Dataset rows for apps and sites
_____
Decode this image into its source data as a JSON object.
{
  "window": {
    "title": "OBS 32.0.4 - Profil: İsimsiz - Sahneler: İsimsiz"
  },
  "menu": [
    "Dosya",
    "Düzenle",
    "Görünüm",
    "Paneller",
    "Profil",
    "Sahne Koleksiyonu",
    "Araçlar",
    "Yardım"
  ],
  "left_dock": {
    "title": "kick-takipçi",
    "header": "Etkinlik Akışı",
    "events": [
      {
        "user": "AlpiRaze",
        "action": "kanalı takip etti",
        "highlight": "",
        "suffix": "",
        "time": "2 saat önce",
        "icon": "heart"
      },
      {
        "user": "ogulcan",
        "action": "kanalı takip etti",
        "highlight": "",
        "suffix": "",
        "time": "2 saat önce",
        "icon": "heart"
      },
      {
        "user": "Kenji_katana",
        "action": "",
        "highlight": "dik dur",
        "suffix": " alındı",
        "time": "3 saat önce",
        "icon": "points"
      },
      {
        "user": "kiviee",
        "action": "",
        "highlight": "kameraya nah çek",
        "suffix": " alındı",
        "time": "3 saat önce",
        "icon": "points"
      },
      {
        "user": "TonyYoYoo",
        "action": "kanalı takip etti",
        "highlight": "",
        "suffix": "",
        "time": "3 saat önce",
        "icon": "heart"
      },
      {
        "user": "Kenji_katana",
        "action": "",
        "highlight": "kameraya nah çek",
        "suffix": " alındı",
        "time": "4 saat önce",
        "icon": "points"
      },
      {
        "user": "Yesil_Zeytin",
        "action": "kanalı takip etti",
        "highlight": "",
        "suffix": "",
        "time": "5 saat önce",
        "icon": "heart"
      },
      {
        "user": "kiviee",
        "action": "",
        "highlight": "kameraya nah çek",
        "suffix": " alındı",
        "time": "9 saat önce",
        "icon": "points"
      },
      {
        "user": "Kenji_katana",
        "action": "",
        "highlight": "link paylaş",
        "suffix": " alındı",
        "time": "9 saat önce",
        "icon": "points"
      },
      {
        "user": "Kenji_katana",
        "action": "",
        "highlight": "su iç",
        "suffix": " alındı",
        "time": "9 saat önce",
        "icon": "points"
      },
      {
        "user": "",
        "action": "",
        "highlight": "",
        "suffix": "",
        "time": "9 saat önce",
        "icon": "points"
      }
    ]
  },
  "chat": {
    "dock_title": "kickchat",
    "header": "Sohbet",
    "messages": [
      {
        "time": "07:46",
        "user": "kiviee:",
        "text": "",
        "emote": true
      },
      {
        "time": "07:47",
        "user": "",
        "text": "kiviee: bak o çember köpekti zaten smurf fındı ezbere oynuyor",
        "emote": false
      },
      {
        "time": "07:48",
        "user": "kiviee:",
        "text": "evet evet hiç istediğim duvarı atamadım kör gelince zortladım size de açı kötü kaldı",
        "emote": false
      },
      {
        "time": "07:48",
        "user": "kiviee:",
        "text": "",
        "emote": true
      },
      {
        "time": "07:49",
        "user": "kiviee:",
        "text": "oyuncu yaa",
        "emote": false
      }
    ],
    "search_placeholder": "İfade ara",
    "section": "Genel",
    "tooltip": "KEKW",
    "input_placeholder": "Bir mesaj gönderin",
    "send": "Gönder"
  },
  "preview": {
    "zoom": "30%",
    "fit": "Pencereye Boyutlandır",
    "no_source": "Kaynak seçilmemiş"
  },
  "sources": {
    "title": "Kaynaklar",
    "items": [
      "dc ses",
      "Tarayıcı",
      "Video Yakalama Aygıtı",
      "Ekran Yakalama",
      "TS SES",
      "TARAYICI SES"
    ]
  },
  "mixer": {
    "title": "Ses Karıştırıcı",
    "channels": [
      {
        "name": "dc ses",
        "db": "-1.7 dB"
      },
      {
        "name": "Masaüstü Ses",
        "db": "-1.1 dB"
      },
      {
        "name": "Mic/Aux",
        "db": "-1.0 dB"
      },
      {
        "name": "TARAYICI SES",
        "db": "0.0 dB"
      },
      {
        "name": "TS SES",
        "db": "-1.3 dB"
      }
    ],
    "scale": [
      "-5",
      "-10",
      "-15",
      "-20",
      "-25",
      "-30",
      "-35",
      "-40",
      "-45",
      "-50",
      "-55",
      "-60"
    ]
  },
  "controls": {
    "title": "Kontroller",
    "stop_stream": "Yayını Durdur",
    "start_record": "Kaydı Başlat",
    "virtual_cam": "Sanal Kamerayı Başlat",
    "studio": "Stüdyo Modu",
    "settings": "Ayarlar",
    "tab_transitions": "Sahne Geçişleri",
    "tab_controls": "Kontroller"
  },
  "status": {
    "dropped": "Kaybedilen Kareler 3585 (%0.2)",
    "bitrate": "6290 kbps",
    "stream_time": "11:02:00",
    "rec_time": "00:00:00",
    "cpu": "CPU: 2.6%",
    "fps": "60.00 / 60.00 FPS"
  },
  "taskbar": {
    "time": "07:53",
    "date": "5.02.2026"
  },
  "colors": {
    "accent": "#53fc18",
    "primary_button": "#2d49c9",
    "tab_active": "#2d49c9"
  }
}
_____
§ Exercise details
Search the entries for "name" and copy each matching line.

§ Response for this exercise
        "name": "dc ses",
        "name": "Masaüstü Ses",
        "name": "Mic/Aux",
        "name": "TARAYICI SES",
        "name": "TS SES",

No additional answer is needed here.